My mother taught me from the time I was a little girl that sometimes shutting out the world and letting the rhythm of a great song move your spirit is a sure way to heal the soul. Think about it, even if you’re in a horrible mood, you can put on your favorite tune, dance your heart out, and feel much better afterwards.
I have been dancing professionally for ten years with a traditional West African dance group called Iwa Lewa Heritage Dance Ensemble. We perform mostly in New Jersey for all sorts of events, weddings, funerals, birthday parties, cultural events, you name it. What I enjoy most is sharing the beauty and culture of West African people. My nationality is American but like many slaves brought to the Americas my ancestral ethnicity is African (where....I'm not sure but all the history points to West Africa so that is what I claim).
How I danced my way to Africa you ask?

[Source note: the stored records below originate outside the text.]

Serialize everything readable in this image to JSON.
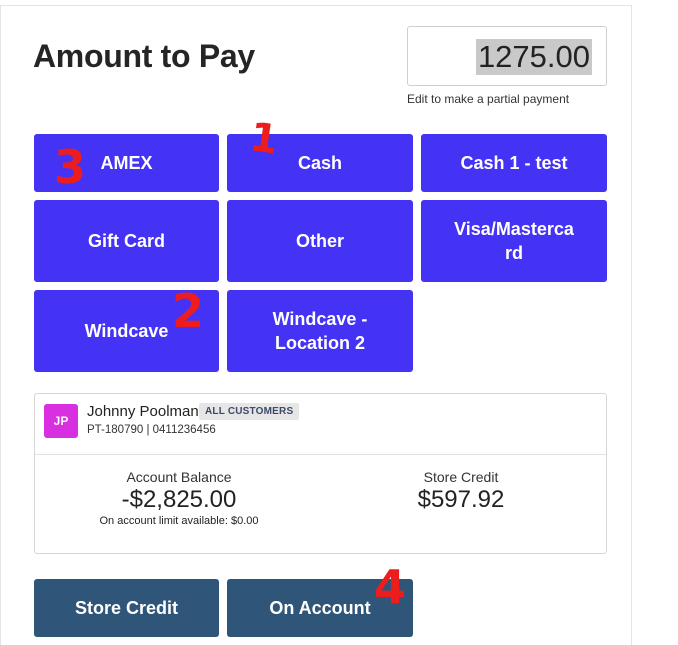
{
  "header": {
    "title": "Amount to Pay",
    "amount": "1275.00",
    "amount_hint": "Edit to make a partial payment"
  },
  "payment_methods": [
    {
      "label": "AMEX"
    },
    {
      "label": "Cash"
    },
    {
      "label": "Cash 1 - test"
    },
    {
      "label": "Gift Card"
    },
    {
      "label": "Other"
    },
    {
      "label": "Visa/Masterca\nrd"
    },
    {
      "label": "Windcave"
    },
    {
      "label": "Windcave -\nLocation 2"
    }
  ],
  "customer": {
    "initials": "JP",
    "name": "Johnny Poolman",
    "badge": "ALL CUSTOMERS",
    "details": "PT-180790 | 0411236456",
    "account_balance_label": "Account Balance",
    "account_balance_value": "-$2,825.00",
    "account_limit_note": "On account limit available: $0.00",
    "store_credit_label": "Store Credit",
    "store_credit_value": "$597.92"
  },
  "account_buttons": {
    "store_credit": "Store Credit",
    "on_account": "On Account"
  },
  "annotations": [
    "1",
    "2",
    "3",
    "4"
  ],
  "colors": {
    "payment_button": "#4433f5",
    "account_button": "#2f5578",
    "avatar": "#d82fe0",
    "annotation": "#ee1d1d"
  }
}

Well, two years ago I was teaching a traditional West African dance class at Rutgers University. I had a student ask me about opportunities to dance in Senegal (the dances that I do are from the Sene-Gambian region). I pose the question to my director at Rutgers University and she loved the idea. After much deliberation, I decided not to go to Senegal but instead to go to Ghana. It took a lot of time and energy to make the necessary connections in Ghana for the student trip to work. The most difficult part about organizing the experience was making our credit driven society work with their cash only driven society. Sounds simple...not really just think, all of our university policies and procedures are based on credit or checks. So, to tell our university accounting office that I needed x amount of cash to make this trip happen was almost impossible. The program was called Discover Ghana. The students were required to meet every Saturday for three to four hours to learn about Ghanaian culture. They learned, danced, sang, and celebrated.
Finally, March 13, 2009 14 students from Rutgers University departed from JFK Airport in New York for Ghana West Africa. I arranged for the students to stay at a local university with other students. They were completely immersed in Ghanaian culture. They took dance classes, visited historic site, mingled with the locals, had lectures, traveled to rural areas, hiked, swam, partied, and just had a really fantastic time. After ten days, we all came back to the US very full from our experiences; experiences that will leave us smiling for years to come.
From that I was inspired to found Excite Culture Tours. We are a full service tour company that provides opportunities for students, non-students, and leisure travelers to experience the true beauty and culture of Ghana West Africa. Visit us on the web www.exciteculturetours.com.